Eliminating our biases... embracing our diversity

By Chap. (Capt.) Steven I. Rein 633rd Air Base Wing Chapel

Several weeks ago, a colleague of mine told me about leading a program at the local community center. Prior to the program's start, she went to the lobby to wait for a pizza delivery. For roughly 15 minutes, she was looking for a short male of Hispanic descent, wearing loose jeans. Finally, a tall, fair-skinned gentleman waiting next to her spoke up.

"Do you know anything about a pizza delivery?" said the man. "I'm waiting for someone to pick up a few pies."

Reflecting back, my friend felt not only embarrassed, but ashamed at being blinded by her racial bias. Unfortunately, my friend is not alone. How often are we blinded by our own biases towards other individuals or groups?

Frequently, we are not even aware of the prejudices that we have internalized. Italian scientist Alessio Avenanti of the University of Bologna has recently shown that racial bias can, in fact, negate the ability to feel pain of someone from a different ethnic group.

Avenanti recruited white and black Italian volunteers to watch videos of a stranger's hand being pierced with a needle. While measuring the neurons of the observers' hands in roughly the same place, he found that the recruits only responded empathetically when they saw hands that were of the same skin tone as their own. If the hands belonged to a different ethnic group, they were unmoved by the pain they saw. These reactions point towards an implicit prejudice unconsciously coloring our world.

While the research of Avenanti does indeed indicate that we possess multiple biases, he also concludes this is not our default state. Avenanti repeated his experiment with brightly colored violet hands, which clearly do not belong to any known ethnic group.

Despite the hands' strange hues, when they were poked with needles, the recruits all showed strong empathetic responses, reacting as they did to hands of their own skin tone. There is indeed hope. The learning process, however, is not easy.

One step that we can all take is engaging in real dialogue with individuals of different faiths and cultural backgrounds. The diversity of our Air Force coupled with the ability to learn from each other is an important first step towards eliminating our biases and embracing our diversity.

The Air Force Policy Directive 36-70 on Diversity states that "diversity is a military provides an aggregation of strengths, perspectives, and capabilities that transcends individual contributions...and ensures our long-term viability to support our mission."

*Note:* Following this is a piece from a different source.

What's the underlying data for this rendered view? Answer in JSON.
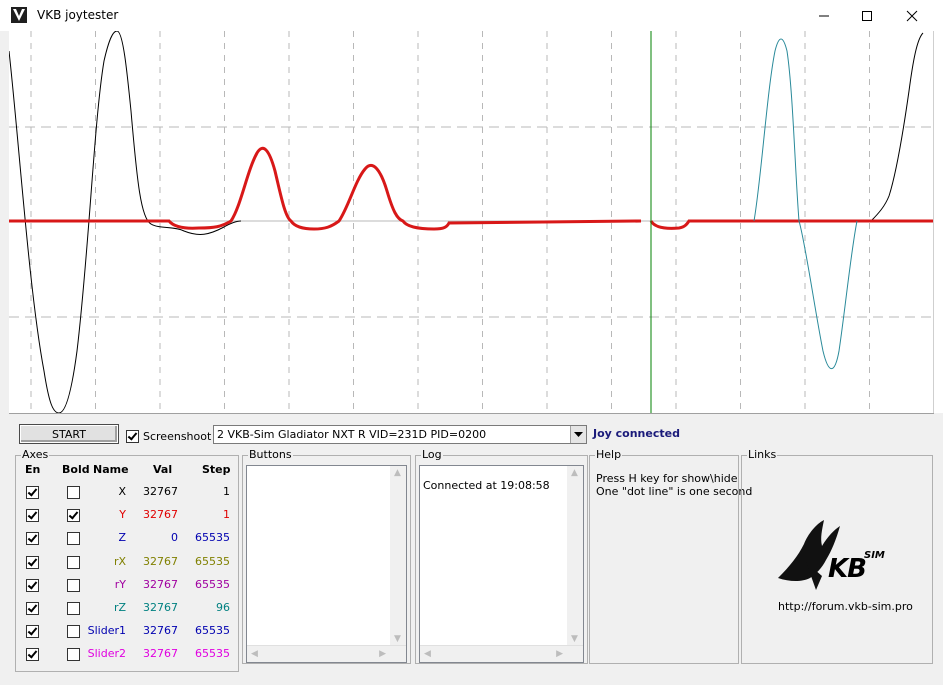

Are we each doing our part to ensure this statement rings true? What biases exist in our Air Force today? As we approach the one year anniversary of the repeal of "Don't Ask Don't Tell," how have you personally created a climate of mutual respect in your unit?

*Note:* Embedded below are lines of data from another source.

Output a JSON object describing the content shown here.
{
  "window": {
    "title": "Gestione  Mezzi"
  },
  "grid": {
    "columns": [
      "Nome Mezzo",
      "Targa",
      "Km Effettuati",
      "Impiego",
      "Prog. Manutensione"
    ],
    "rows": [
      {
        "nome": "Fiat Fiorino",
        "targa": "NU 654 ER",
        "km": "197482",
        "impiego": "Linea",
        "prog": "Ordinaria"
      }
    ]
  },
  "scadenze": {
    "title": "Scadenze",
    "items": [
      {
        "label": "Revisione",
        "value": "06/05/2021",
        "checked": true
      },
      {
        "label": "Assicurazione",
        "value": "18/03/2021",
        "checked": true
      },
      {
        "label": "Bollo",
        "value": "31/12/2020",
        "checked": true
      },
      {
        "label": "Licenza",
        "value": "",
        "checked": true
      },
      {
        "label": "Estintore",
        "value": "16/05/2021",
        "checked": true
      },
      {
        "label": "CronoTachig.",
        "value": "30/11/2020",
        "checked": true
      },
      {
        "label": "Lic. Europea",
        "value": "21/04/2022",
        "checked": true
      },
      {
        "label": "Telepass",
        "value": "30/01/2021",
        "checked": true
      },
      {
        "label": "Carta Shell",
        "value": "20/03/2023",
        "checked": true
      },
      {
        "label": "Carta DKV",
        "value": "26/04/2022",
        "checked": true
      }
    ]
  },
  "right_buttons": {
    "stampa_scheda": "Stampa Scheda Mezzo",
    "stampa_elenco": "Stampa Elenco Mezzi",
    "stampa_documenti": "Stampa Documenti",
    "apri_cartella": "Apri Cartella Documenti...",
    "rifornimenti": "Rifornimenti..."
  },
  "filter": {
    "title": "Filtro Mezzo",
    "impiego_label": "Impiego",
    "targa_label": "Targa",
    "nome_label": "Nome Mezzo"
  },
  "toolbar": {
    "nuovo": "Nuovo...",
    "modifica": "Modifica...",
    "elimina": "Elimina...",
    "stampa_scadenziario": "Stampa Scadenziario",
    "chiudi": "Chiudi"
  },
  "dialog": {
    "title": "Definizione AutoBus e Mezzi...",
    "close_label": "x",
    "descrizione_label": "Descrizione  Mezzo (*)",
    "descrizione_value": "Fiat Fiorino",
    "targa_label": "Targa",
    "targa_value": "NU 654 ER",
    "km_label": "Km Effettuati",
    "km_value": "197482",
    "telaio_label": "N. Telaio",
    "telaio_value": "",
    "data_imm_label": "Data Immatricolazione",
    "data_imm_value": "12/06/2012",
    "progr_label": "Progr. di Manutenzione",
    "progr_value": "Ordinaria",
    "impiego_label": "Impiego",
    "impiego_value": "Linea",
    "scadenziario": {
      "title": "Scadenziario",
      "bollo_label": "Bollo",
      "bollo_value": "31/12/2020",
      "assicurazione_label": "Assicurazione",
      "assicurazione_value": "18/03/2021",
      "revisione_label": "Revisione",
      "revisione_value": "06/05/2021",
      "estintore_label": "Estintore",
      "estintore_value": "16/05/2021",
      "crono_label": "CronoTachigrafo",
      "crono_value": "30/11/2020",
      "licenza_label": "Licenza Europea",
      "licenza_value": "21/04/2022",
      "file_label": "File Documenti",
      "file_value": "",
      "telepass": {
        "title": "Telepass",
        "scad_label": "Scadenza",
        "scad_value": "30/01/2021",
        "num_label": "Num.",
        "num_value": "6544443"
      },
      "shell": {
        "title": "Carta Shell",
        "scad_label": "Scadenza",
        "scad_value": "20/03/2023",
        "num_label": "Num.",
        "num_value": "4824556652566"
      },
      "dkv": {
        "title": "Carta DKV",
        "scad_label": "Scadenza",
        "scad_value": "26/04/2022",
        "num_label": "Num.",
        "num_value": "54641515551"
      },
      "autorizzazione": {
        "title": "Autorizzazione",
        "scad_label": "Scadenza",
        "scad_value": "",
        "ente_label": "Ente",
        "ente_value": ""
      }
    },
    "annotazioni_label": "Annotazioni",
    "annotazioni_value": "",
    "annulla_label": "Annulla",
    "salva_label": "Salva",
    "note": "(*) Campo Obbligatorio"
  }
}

When many of our ancestors came to these shores they came "yearning to breathe free." Emma Lazarus' poem, engraved at the base of the Statue of Liberty, does not bestow this on, "your tired, your poor, your huddled masses" who happen to be of one particular ethnicity, religion, race or sexual orientation.

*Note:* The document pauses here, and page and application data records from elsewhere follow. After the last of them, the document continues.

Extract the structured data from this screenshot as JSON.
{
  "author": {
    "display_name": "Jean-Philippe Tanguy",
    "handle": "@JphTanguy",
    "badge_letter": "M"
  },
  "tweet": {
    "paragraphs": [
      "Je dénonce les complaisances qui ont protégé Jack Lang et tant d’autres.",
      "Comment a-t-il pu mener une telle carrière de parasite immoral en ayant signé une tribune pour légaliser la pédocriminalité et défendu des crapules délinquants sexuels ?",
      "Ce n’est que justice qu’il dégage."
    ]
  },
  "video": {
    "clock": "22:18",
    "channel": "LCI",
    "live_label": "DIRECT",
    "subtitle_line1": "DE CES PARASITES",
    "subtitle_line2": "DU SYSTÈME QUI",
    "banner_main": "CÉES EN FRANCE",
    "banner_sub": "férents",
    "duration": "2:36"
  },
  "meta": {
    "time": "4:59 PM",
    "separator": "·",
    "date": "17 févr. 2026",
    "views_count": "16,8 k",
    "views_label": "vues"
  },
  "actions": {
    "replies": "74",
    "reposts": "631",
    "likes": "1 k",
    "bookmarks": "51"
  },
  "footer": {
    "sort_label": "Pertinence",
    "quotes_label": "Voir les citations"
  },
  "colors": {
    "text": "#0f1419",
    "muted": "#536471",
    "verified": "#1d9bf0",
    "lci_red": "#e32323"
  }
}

We cannot erase years of evolution during which we have learned to fear the unfamiliar, to flee from or fight any threat. Fortunately, however, our minds are flexible enough to be altered by experience.

We must become aware of our unconscious forms of prejudice, and confront that which has been implicit. Creating positive memories with individuals and groups with perceived differences will begin to restore our collectively dimmed vision. We must once again learn to evaluate people based on who they are, not who we think they are.

By refusing to see the humanity in the eyes of another human being, we embody the very intolerance that has afflicted us for millennia. Embracing diversity begins today, our neighbors are waiting.